=== INFORMATION SHOWN ===

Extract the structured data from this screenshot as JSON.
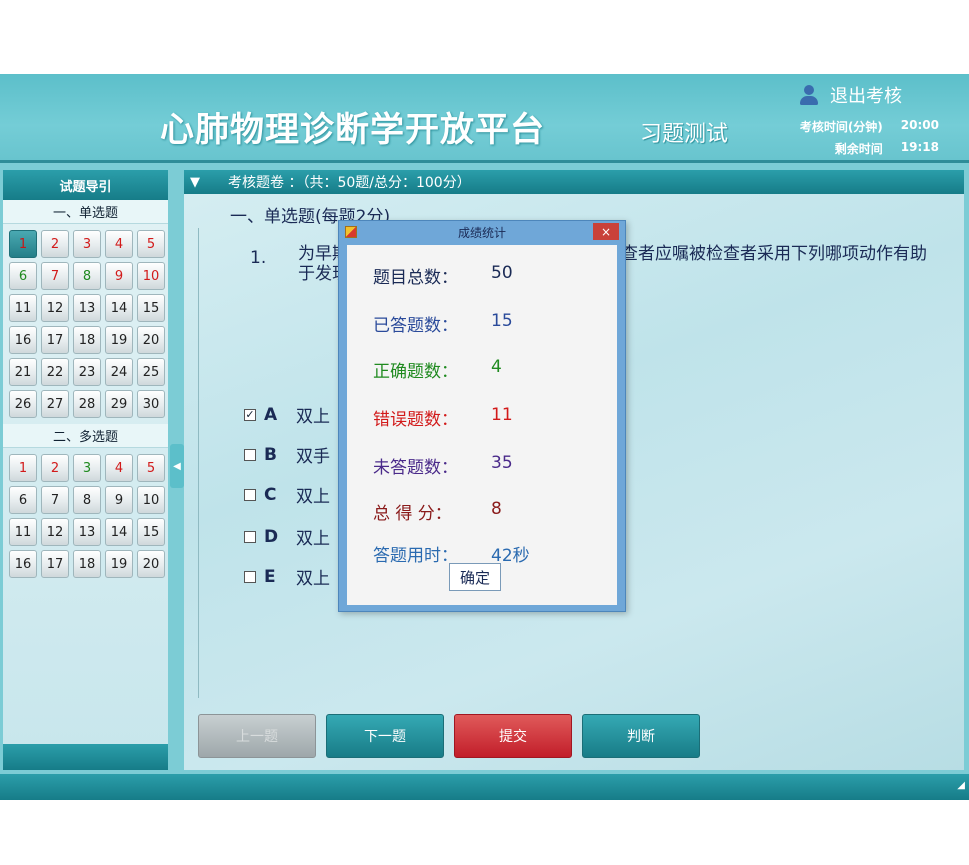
{
  "header": {
    "title": "心肺物理诊断学开放平台",
    "subtitle": "习题测试",
    "logout_label": "退出考核",
    "exam_time_label": "考核时间(分钟)",
    "exam_time_value": "20:00",
    "remaining_label": "剩余时间",
    "remaining_value": "19:18"
  },
  "sidebar": {
    "title": "试题导引",
    "section1_title": "一、单选题",
    "section2_title": "二、多选题"
  },
  "paper": {
    "title": "考核题卷 ：（共：50题/总分：100分）",
    "section_heading": "一、单选题(每题2分)",
    "question_number": "1.",
    "question_text": "为早期发现乳腺癌，在进行乳房视诊时，检查者应嘱被检查者采用下列哪项动作有助于发现乳房皮肤回缩",
    "options": [
      {
        "letter": "A",
        "text": "双上",
        "checked": true
      },
      {
        "letter": "B",
        "text": "双手",
        "checked": false
      },
      {
        "letter": "C",
        "text": "双上",
        "checked": false
      },
      {
        "letter": "D",
        "text": "双上",
        "checked": false
      },
      {
        "letter": "E",
        "text": "双上",
        "checked": false
      }
    ]
  },
  "buttons": {
    "prev": "上一题",
    "next": "下一题",
    "submit": "提交",
    "judge": "判断"
  },
  "modal": {
    "title": "成绩统计",
    "close": "×",
    "ok": "确定",
    "stats": [
      {
        "label": "题目总数：",
        "value": "50",
        "color": "#1a2a55"
      },
      {
        "label": "已答题数：",
        "value": "15",
        "color": "#2a4a9a"
      },
      {
        "label": "正确题数：",
        "value": "4",
        "color": "#1f8a1f"
      },
      {
        "label": "错误题数：",
        "value": "11",
        "color": "#d21a1a"
      },
      {
        "label": "未答题数：",
        "value": "35",
        "color": "#4a2a8a"
      },
      {
        "label": "总 得 分：",
        "value": "8",
        "color": "#8a1a1a"
      },
      {
        "label": "答题用时：",
        "value": "42秒",
        "color": "#2a6ab0"
      }
    ]
  },
  "colors": {
    "accent": "#2b9eaa",
    "header_bg": "#6bc8d2",
    "submit_red": "#c21e2a"
  }
}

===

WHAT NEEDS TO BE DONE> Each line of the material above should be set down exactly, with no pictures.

FINISHED EXERCISE>
Extract the structured data from this screenshot as JSON.
{
  "header": {
    "title": "心肺物理诊断学开放平台",
    "subtitle": "习题测试",
    "logout_label": "退出考核",
    "exam_time_label": "考核时间(分钟)",
    "exam_time_value": "20:00",
    "remaining_label": "剩余时间",
    "remaining_value": "19:18"
  },
  "sidebar": {
    "title": "试题导引",
    "section1_title": "一、单选题",
    "section2_title": "二、多选题"
  },
  "paper": {
    "title": "考核题卷 ：（共：50题/总分：100分）",
    "section_heading": "一、单选题(每题2分)",
    "question_number": "1.",
    "question_text": "为早期发现乳腺癌，在进行乳房视诊时，检查者应嘱被检查者采用下列哪项动作有助于发现乳房皮肤回缩",
    "options": [
      {
        "letter": "A",
        "text": "双上",
        "checked": true
      },
      {
        "letter": "B",
        "text": "双手",
        "checked": false
      },
      {
        "letter": "C",
        "text": "双上",
        "checked": false
      },
      {
        "letter": "D",
        "text": "双上",
        "checked": false
      },
      {
        "letter": "E",
        "text": "双上",
        "checked": false
      }
    ]
  },
  "buttons": {
    "prev": "上一题",
    "next": "下一题",
    "submit": "提交",
    "judge": "判断"
  },
  "modal": {
    "title": "成绩统计",
    "close": "×",
    "ok": "确定",
    "stats": [
      {
        "label": "题目总数：",
        "value": "50",
        "color": "#1a2a55"
      },
      {
        "label": "已答题数：",
        "value": "15",
        "color": "#2a4a9a"
      },
      {
        "label": "正确题数：",
        "value": "4",
        "color": "#1f8a1f"
      },
      {
        "label": "错误题数：",
        "value": "11",
        "color": "#d21a1a"
      },
      {
        "label": "未答题数：",
        "value": "35",
        "color": "#4a2a8a"
      },
      {
        "label": "总 得 分：",
        "value": "8",
        "color": "#8a1a1a"
      },
      {
        "label": "答题用时：",
        "value": "42秒",
        "color": "#2a6ab0"
      }
    ]
  },
  "colors": {
    "accent": "#2b9eaa",
    "header_bg": "#6bc8d2",
    "submit_red": "#c21e2a"
  }
}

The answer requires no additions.